“They shall grow not old, as we that are left grow old:
"Age shall not weary them, nor the years condemn.
At the going down of the sun and in the morning,
We will remember them.”
This is my script from BBC Radio Ulster Thought for the Day. You can read it below, or listen online - choose 10 November, and play from around 6.55am
The Message – TFTD Script Two
Today, just over 90 years ago a top secret message was received by the Western Union Cable Office in North Sydney, Nova Scotia, and telegraphed on to Ottawa, Ontario, and Washington DC. Sent from Europe the message read:
‘On November 11, 1918, all fighting will cease on land, sea and in the air.’
The First World War - was over.
The War that was to be over by Christmas, 1914, had come to an end four brutal, bloody and battle scarred years, later.

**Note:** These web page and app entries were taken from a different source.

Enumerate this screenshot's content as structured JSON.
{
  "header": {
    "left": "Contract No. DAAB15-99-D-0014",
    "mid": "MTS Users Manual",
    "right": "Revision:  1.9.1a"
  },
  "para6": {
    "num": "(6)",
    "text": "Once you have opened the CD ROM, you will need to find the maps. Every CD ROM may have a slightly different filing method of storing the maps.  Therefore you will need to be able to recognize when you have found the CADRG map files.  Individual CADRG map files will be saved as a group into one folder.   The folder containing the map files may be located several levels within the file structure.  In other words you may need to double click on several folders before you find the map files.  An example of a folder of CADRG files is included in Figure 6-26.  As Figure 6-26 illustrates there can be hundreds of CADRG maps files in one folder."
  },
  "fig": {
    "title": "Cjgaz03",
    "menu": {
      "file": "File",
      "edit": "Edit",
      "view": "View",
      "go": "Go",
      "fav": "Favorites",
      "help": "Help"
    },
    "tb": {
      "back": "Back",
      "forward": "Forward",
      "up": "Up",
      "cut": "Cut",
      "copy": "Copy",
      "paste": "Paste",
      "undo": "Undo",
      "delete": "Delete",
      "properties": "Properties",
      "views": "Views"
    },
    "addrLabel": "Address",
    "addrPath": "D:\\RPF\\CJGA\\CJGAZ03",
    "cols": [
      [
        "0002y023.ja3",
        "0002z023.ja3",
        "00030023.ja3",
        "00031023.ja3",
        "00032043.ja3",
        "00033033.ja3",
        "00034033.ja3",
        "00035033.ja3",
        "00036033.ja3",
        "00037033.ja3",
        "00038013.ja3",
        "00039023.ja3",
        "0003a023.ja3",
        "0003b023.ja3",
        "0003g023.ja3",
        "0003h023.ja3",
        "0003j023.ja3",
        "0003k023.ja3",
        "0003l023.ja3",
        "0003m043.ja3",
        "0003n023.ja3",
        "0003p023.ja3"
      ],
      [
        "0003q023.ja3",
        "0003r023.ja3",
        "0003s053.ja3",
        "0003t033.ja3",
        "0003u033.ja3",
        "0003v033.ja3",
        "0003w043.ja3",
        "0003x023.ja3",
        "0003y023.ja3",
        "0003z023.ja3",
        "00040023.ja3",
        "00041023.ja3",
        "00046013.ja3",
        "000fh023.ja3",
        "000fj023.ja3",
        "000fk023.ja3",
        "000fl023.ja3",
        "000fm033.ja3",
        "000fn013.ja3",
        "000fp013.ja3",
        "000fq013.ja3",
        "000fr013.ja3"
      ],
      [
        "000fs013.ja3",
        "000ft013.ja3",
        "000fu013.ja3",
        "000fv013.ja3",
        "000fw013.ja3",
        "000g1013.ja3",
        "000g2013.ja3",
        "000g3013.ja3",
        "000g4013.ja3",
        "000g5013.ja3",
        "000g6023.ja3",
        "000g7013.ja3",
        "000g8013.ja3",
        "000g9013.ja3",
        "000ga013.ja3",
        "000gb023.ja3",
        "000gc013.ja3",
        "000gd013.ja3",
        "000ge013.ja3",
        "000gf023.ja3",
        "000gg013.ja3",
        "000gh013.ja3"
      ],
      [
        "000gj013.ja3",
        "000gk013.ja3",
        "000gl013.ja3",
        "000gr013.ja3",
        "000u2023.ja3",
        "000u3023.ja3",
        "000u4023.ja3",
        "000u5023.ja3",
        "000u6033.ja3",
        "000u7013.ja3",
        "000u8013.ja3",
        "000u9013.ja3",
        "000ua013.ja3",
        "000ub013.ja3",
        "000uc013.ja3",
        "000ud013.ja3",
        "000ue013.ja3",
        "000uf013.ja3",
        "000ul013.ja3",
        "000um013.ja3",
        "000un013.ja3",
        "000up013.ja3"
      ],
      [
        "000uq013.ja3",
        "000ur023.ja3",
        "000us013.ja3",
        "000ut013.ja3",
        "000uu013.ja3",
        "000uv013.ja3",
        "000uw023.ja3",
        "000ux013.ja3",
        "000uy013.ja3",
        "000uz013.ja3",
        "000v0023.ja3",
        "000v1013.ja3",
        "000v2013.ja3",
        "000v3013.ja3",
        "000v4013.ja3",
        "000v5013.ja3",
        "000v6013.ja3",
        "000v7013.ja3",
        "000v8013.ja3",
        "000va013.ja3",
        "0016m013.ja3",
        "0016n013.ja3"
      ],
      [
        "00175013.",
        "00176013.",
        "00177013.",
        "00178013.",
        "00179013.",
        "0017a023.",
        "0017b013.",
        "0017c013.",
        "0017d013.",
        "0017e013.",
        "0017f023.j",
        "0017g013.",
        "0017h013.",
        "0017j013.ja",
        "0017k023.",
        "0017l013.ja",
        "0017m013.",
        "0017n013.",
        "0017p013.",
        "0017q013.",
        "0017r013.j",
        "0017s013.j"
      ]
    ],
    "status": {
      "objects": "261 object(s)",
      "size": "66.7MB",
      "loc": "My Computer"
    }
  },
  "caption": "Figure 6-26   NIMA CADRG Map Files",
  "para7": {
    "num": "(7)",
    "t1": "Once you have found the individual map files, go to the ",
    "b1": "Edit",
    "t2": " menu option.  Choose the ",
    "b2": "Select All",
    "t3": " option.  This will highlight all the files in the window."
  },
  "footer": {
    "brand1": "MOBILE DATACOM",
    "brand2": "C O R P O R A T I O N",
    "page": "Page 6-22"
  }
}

It wiped out entire generations of men in every country that fought. It is estimated that somewhere between 9-15 million people died as a result of World War One.
The Allied victors carved up the war torn countries of their former enemies, and in as little as 17 months, created the borders of Europe, Yugoslavia, and most of the Middle East. The war to end all wars had fashioned a world map that was to bring little but war, conflict, violence and death to all generations across the globe for the next 100 years.
Death and suffering are direct consequences of war. The pain of the death of a loved one in war for those left behind to pick up the pieces does not discriminate between winners or the losers. In the finality of death we all lose.
War for many of us this morning is fought in a field or mountaintop in a far off land. It means little beyond the news reports we read in the papers or see in television. But for the families of the millions of people that have died in wars & conflicts in the 20th Century, war means death, deep sadness, loss and pain. War represents the complete and utter collapse of the human spirit.
Tomorrow we have the choice to remember those that have fought and died in Wars throughout the last century, right up those wars being fought at the moment in Iraq and Afghanistan.
When we remember tomorrow, we remember more than winners or losers, we remember people, just like us with names and personal stories, who are now gone and who’s loss will be felt by their families, for the rest of their lives - the son growing up without a father, the widow carrying an unborn child, a daughter without her mother, parents who bury their own children.
Remembering is not about us - it’s about them.
Remember, Remembrance does not take sides, but instead reminds us that life is precious - life is valuable - life is fleeting - life is for living. We honour those that have died, and those left behind, as well as ourselves when we chose to remember.
Nicky Cahill, October 2011
That's it for now ...
Salt and Sparkle = Life Remarkable